In terms of looks, there’s a fantastic dark and foreboding city on offer here drenched in the kind of moodiness one would expect when playing as a anti-hero type character. Whilst not as open world as perhaps suggested, the games’s tight alleyways and streets make for excellent stomping grounds to move around in first person. There’s perhaps a lack of variety with enemies and the few non hostile civilians that litter the streets, but then again, the game does feel more like a showcase for exploration which presents some varied and fine looking rooms.

On a technical side, sadly, the Xbox One version does suffer from dips in frame rates at times which cause jerky movements, but for the most part, due to the slow nature of the gameplay doesn’t impact it too much.

Audio is also of a high standard with some solid voice performances and a cool and imposing soundtrack that fuses classical with electronic. The latter feeling a little out of place given the time period the game is supposedly set it. There are problems though with balance, where audio will cut out when moving out of range, or remains extremely loud regardless of the proximity to the source. This is somewhat jarring and simply suggests the game’s audio whilst accomplished, isn’t very well implemented.

In terms of longevity, there’s a long campaign and side missions to complete which takes quite some time and means there’s lots to do before the end credits roll. Then as mentioned already, players can fine tune the difficulty to make for a more challenging experience. There are also several side challenges separate to the campaign which can be tackled and compared using online leaderboards, making for a game that doesn’t scrimp on overall content for the asking price which is good.

To conclude, Thief does a grand job of placing the player into the shoes of a master thief with some fairly competent and engaging stealth mechanics despite the AI being a little off at times and movement being quite restricting due to its context sensitive design.  There’s some great atmosphere created during the story which exemplifies the sneaking around and feels just right despite the onset of the supernatural which somewhat tarnishes the game’s realistic slant.
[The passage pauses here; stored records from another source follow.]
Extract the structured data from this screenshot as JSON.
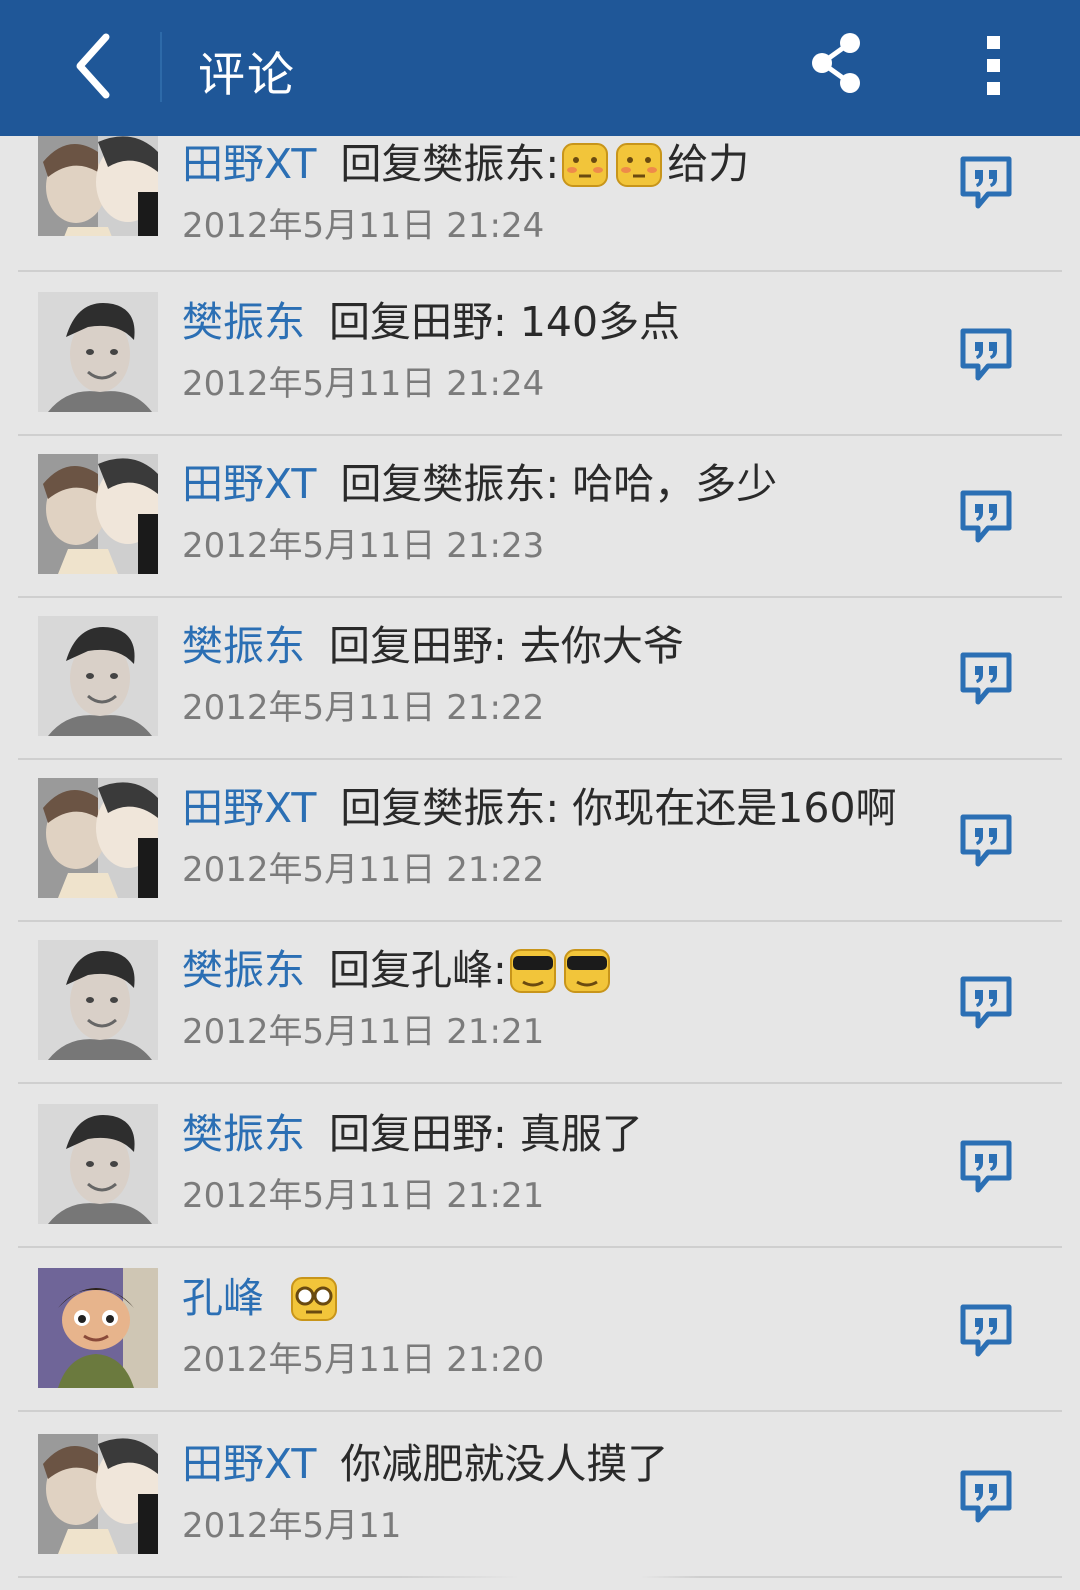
{
  "header": {
    "title": "评论",
    "back_icon": "chevron-left-icon",
    "share_icon": "share-icon",
    "more_icon": "more-vertical-icon",
    "bg_color": "#1f5798"
  },
  "colors": {
    "name": "#2b6fb4",
    "reply_icon": "#2b6fb4",
    "time": "#7b7b7b"
  },
  "comments": [
    {
      "name": "田野XT",
      "text": "回复樊振东: ",
      "emojis": [
        "blush-emoji",
        "blush-emoji"
      ],
      "after": "给力",
      "time": "2012年5月11日 21:24",
      "avatar": "tianye"
    },
    {
      "name": "樊振东",
      "text": "回复田野: 140多点",
      "time": "2012年5月11日 21:24",
      "avatar": "fanzhendong"
    },
    {
      "name": "田野XT",
      "text": "回复樊振东: 哈哈，多少",
      "time": "2012年5月11日 21:23",
      "avatar": "tianye"
    },
    {
      "name": "樊振东",
      "text": "回复田野: 去你大爷",
      "time": "2012年5月11日 21:22",
      "avatar": "fanzhendong"
    },
    {
      "name": "田野XT",
      "text": "回复樊振东: 你现在还是160啊",
      "time": "2012年5月11日 21:22",
      "avatar": "tianye"
    },
    {
      "name": "樊振东",
      "text": "回复孔峰: ",
      "emojis": [
        "sunglasses-emoji",
        "sunglasses-emoji"
      ],
      "time": "2012年5月11日 21:21",
      "avatar": "fanzhendong"
    },
    {
      "name": "樊振东",
      "text": "回复田野: 真服了",
      "time": "2012年5月11日 21:21",
      "avatar": "fanzhendong"
    },
    {
      "name": "孔峰",
      "text": "",
      "emojis": [
        "glasses-emoji"
      ],
      "time": "2012年5月11日 21:20",
      "avatar": "kongfeng"
    },
    {
      "name": "田野XT",
      "text": "你减肥就没人摸了",
      "time": "2012年5月11",
      "avatar": "tianye"
    }
  ]
}
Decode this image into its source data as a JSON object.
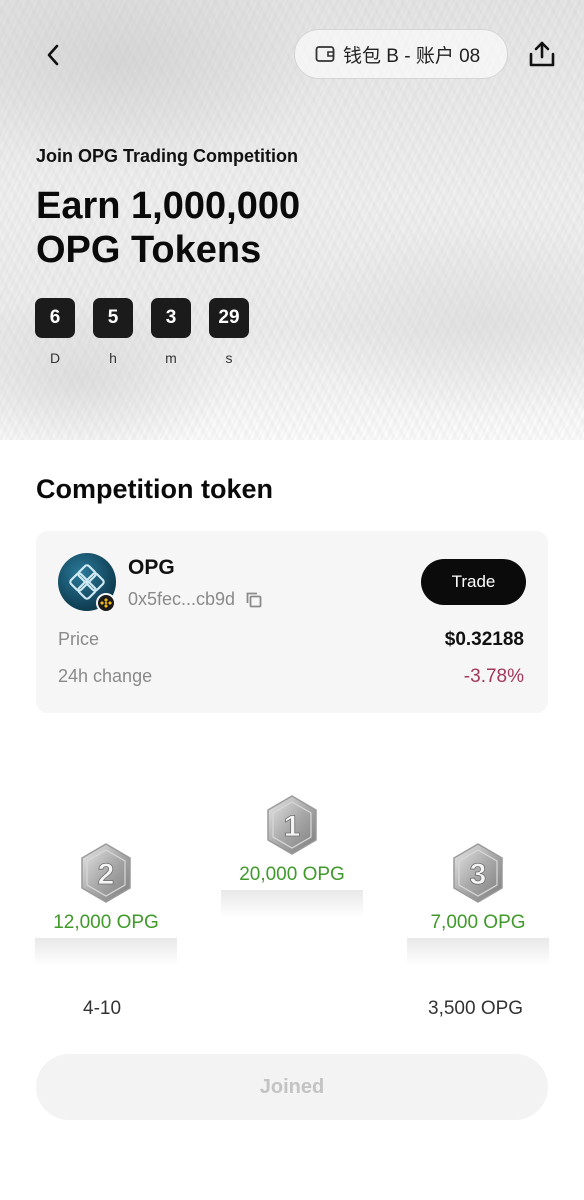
{
  "header": {
    "wallet_label": "钱包 B - 账户 08"
  },
  "hero": {
    "subtitle": "Join OPG Trading Competition",
    "headline_line1": "Earn 1,000,000",
    "headline_line2": "OPG Tokens",
    "countdown": [
      {
        "value": "6",
        "label": "D"
      },
      {
        "value": "5",
        "label": "h"
      },
      {
        "value": "3",
        "label": "m"
      },
      {
        "value": "29",
        "label": "s"
      }
    ]
  },
  "competition_token": {
    "section_title": "Competition token",
    "name": "OPG",
    "address": "0x5fec...cb9d",
    "trade_label": "Trade",
    "price_label": "Price",
    "price_value": "$0.32188",
    "change_label": "24h change",
    "change_value": "-3.78%",
    "change_color": "#a3385a"
  },
  "prizes": {
    "first": {
      "rank": "1",
      "amount": "20,000 OPG"
    },
    "second": {
      "rank": "2",
      "amount": "12,000 OPG"
    },
    "third": {
      "rank": "3",
      "amount": "7,000 OPG"
    },
    "range_rank": "4-10",
    "range_amount": "3,500 OPG",
    "amount_color": "#3f9a2a"
  },
  "footer": {
    "joined_label": "Joined"
  }
}
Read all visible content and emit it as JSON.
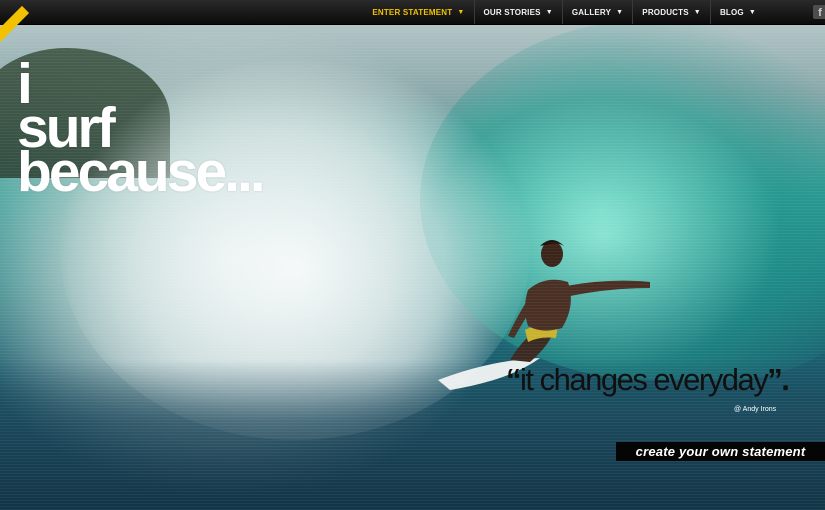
{
  "nav": {
    "items": [
      {
        "label": "ENTER STATEMENT",
        "active": true
      },
      {
        "label": "OUR STORIES",
        "active": false
      },
      {
        "label": "GALLERY",
        "active": false
      },
      {
        "label": "PRODUCTS",
        "active": false
      },
      {
        "label": "BLOG",
        "active": false
      }
    ],
    "dropdown_icon": "chevron-down-icon",
    "social_icon": "facebook-icon",
    "social_glyph": "f",
    "active_color": "#f2c200"
  },
  "hero": {
    "headline_lines": [
      "i",
      "surf",
      "because..."
    ],
    "quote_open": "“",
    "quote_text": "it changes everyday",
    "quote_close": "”.",
    "quote_author": "@ Andy Irons",
    "cta_label": "create your own statement"
  },
  "colors": {
    "nav_bg": "#111111",
    "cta_bg": "#050505",
    "headline": "#ffffff",
    "quote": "#101010"
  }
}
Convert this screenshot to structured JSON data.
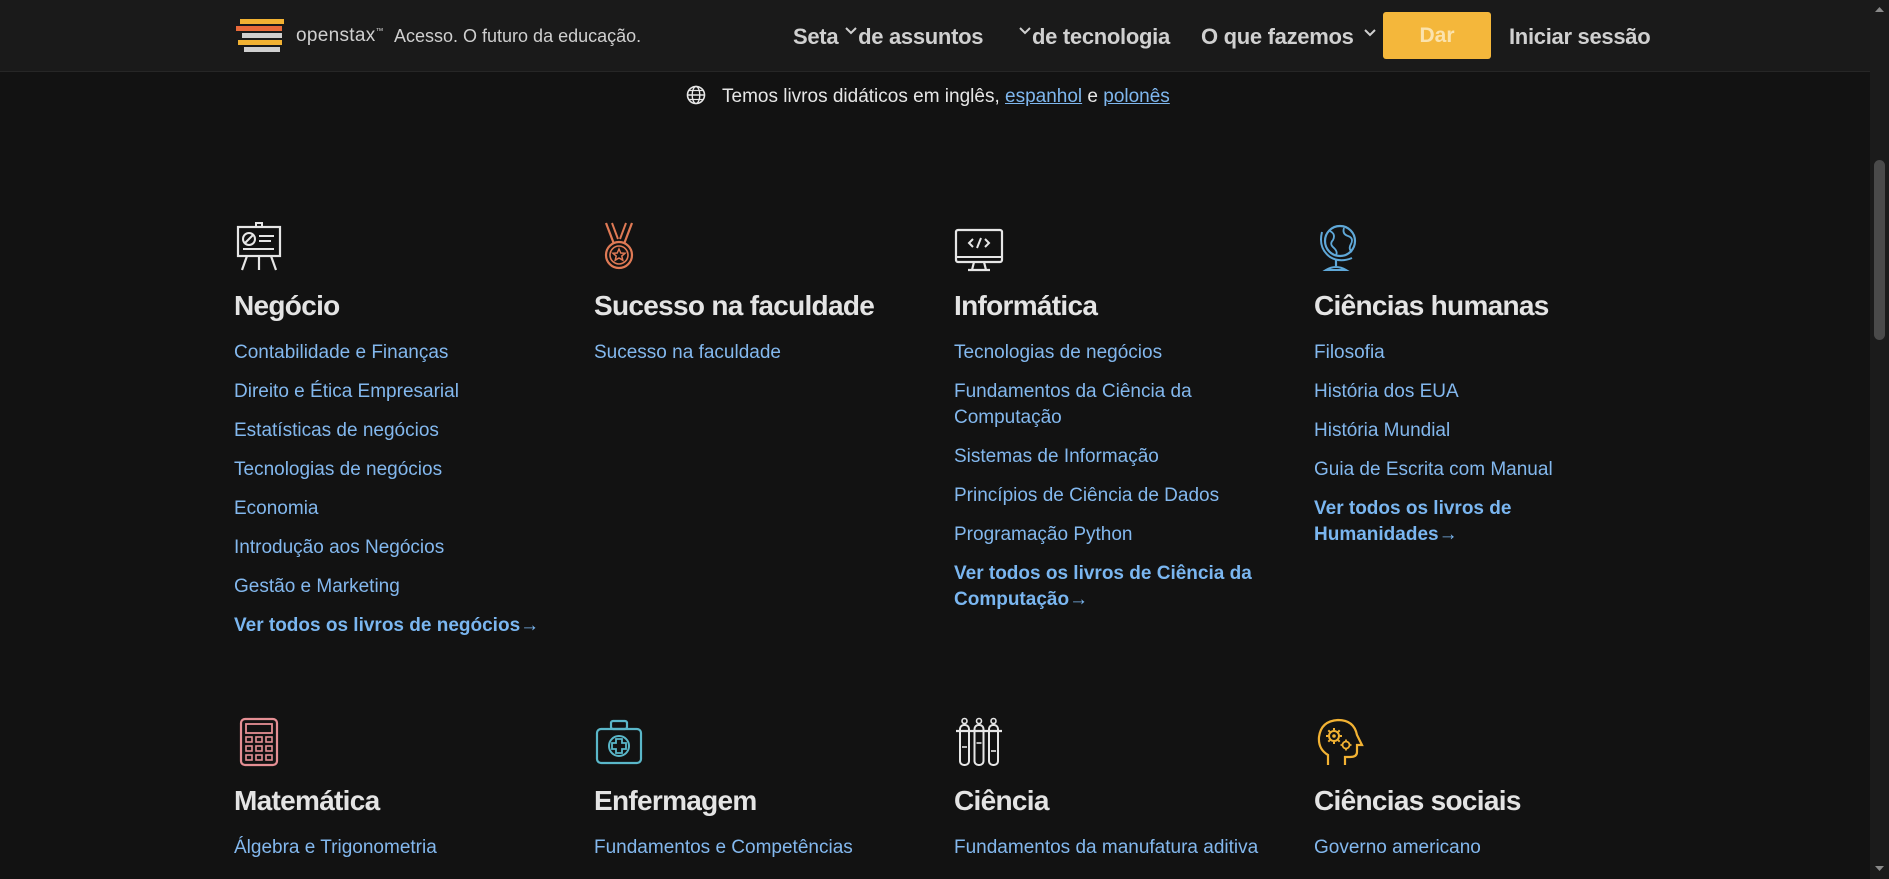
{
  "header": {
    "brand": "openstax",
    "brand_tm": "™",
    "tagline": "Acesso. O futuro da educação.",
    "nav": [
      {
        "label": "Seta",
        "icon": "chevron-down-icon"
      },
      {
        "label": "de assuntos"
      },
      {
        "label": "de tecnologia",
        "icon": "chevron-down-icon"
      },
      {
        "label": "O que fazemos",
        "icon": "chevron-down-icon"
      }
    ],
    "give_label": "Dar",
    "login_label": "Iniciar sessão"
  },
  "language_notice": {
    "icon": "globe-icon",
    "prefix": "Temos livros didáticos em inglês, ",
    "link1": "espanhol",
    "middle": " e ",
    "link2": "polonês"
  },
  "subjects": [
    {
      "title": "Negócio",
      "icon": "presentation-board-icon",
      "links": [
        "Contabilidade e Finanças",
        "Direito e Ética Empresarial",
        "Estatísticas de negócios",
        "Tecnologias de negócios",
        "Economia",
        "Introdução aos Negócios",
        "Gestão e Marketing"
      ],
      "more": "Ver todos os livros de negócios→"
    },
    {
      "title": "Sucesso na faculdade",
      "icon": "medal-icon",
      "links": [
        "Sucesso na faculdade"
      ],
      "more": ""
    },
    {
      "title": "Informática",
      "icon": "code-monitor-icon",
      "links": [
        "Tecnologias de negócios",
        "Fundamentos da Ciência da Computação",
        "Sistemas de Informação",
        "Princípios de Ciência de Dados",
        "Programação Python"
      ],
      "more": "Ver todos os livros de Ciência da Computação→"
    },
    {
      "title": "Ciências humanas",
      "icon": "globe-stand-icon",
      "links": [
        "Filosofia",
        "História dos EUA",
        "História Mundial",
        "Guia de Escrita com Manual"
      ],
      "more": "Ver todos os livros de Humanidades→"
    },
    {
      "title": "Matemática",
      "icon": "calculator-icon",
      "links": [
        "Álgebra e Trigonometria"
      ],
      "more": ""
    },
    {
      "title": "Enfermagem",
      "icon": "medical-kit-icon",
      "links": [
        "Fundamentos e Competências"
      ],
      "more": ""
    },
    {
      "title": "Ciência",
      "icon": "test-tubes-icon",
      "links": [
        "Fundamentos da manufatura aditiva"
      ],
      "more": ""
    },
    {
      "title": "Ciências sociais",
      "icon": "head-gears-icon",
      "links": [
        "Governo americano"
      ],
      "more": ""
    }
  ],
  "colors": {
    "background": "#121212",
    "link": "#83b8ee",
    "give_button": "#f4b73b",
    "medal_icon": "#e07a55",
    "globe_icon": "#5fa8d8",
    "calculator_icon": "#e58f94",
    "medical_kit_icon": "#5ab7c9",
    "head_icon": "#f2b233"
  }
}
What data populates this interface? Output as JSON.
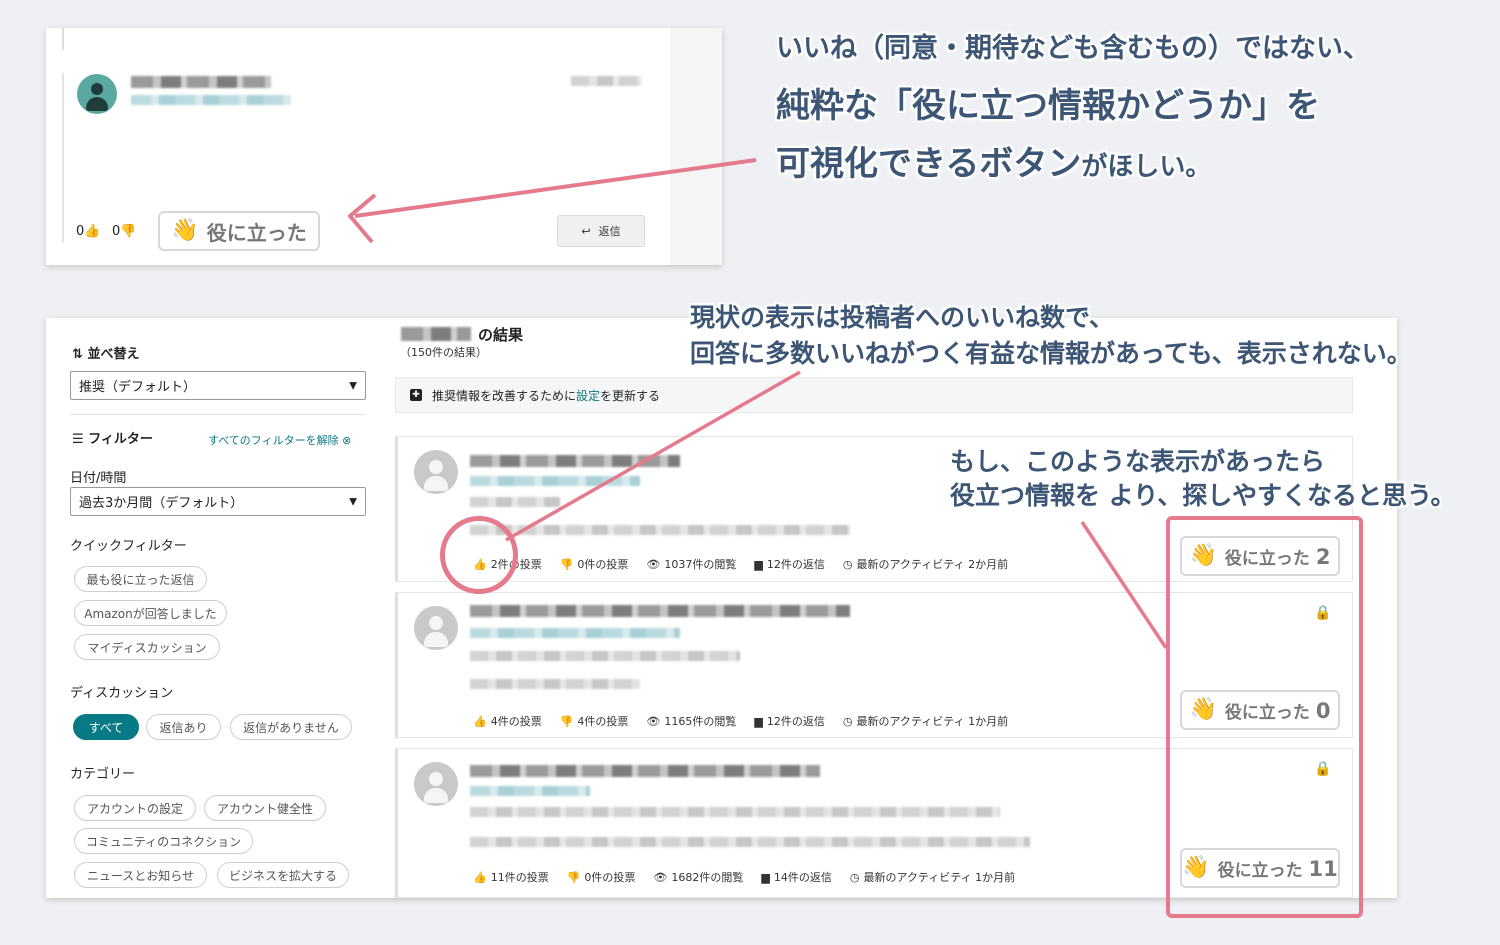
{
  "panel1": {
    "up_votes": "0",
    "down_votes": "0",
    "helpful_button_label": "役に立った",
    "reply_label": "返信"
  },
  "callout1": {
    "line1": "いいね（同意・期待なども含むもの）ではない、",
    "line2": "純粋な「役に立つ情報かどうか」を",
    "line3a": "可視化できるボタン",
    "line3b": "がほしい。"
  },
  "callout2": {
    "line1": "現状の表示は投稿者へのいいね数で、",
    "line2": "回答に多数いいねがつく有益な情報があっても、表示されない。"
  },
  "callout3": {
    "line1": "もし、このような表示があったら",
    "line2": "役立つ情報を より、探しやすくなると思う。"
  },
  "sidebar": {
    "sort_label": "並べ替え",
    "sort_value": "推奨（デフォルト）",
    "filter_label": "フィルター",
    "clear_filters": "すべてのフィルターを解除",
    "date_label": "日付/時間",
    "date_value": "過去3か月間（デフォルト）",
    "quick_filter_label": "クイックフィルター",
    "quick_filters": [
      "最も役に立った返信",
      "Amazonが回答しました",
      "マイディスカッション"
    ],
    "discussion_label": "ディスカッション",
    "discussion_filters": [
      "すべて",
      "返信あり",
      "返信がありません"
    ],
    "category_label": "カテゴリー",
    "categories": [
      "アカウントの設定",
      "アカウント健全性",
      "コミュニティのコネクション",
      "ニュースとお知らせ",
      "ビジネスを拡大する"
    ]
  },
  "results": {
    "title_suffix": "の結果",
    "count": "（150件の結果）",
    "banner_prefix": "推奨情報を改善するために",
    "banner_link": "設定",
    "banner_suffix": "を更新する"
  },
  "posts": [
    {
      "up": "2件の投票",
      "down": "0件の投票",
      "views": "1037件の閲覧",
      "replies": "12件の返信",
      "activity": "最新のアクティビティ 2か月前",
      "helpful": "役に立った",
      "helpful_count": "2"
    },
    {
      "up": "4件の投票",
      "down": "4件の投票",
      "views": "1165件の閲覧",
      "replies": "12件の返信",
      "activity": "最新のアクティビティ 1か月前",
      "helpful": "役に立った",
      "helpful_count": "0"
    },
    {
      "up": "11件の投票",
      "down": "0件の投票",
      "views": "1682件の閲覧",
      "replies": "14件の返信",
      "activity": "最新のアクティビティ 1か月前",
      "helpful": "役に立った",
      "helpful_count": "11"
    }
  ],
  "colors": {
    "accent_teal": "#087a85",
    "annotation_pink": "#e57a8d",
    "callout_text": "#3d5675"
  }
}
There are some technical issues with audio and graphics which does have an impact on play, but not to the point of being game breaking, but due to the forgiving nature of saving the game anywhere means that players can reload should anything major happen that causes one to be discovered and in unfair manner. If you like stealth games, then this is well worth checking out even though there are essentially three play styles on offer which allow for ghost or predatory approaches. The custom options are a most welcome feature and the overall vibe of the game is well met. If you’re a more action orientated gamer, then perhaps this isn’t for you, but the long and short of it is, this is stealth by numbers which can be viewed as a positive or negative.

 

Score 8/10 – Review by Robert Cram

Review copy supplied by Xbox.

 

 

 

Written by: Robert Cram

Robert Cram has hundreds of video game reviews and thousands of articles under his belt. He aims to remain objective and fair in his analysis. With years of experience, feels his gaming opinions are valid and worth sharing. Agreement is entirely optional.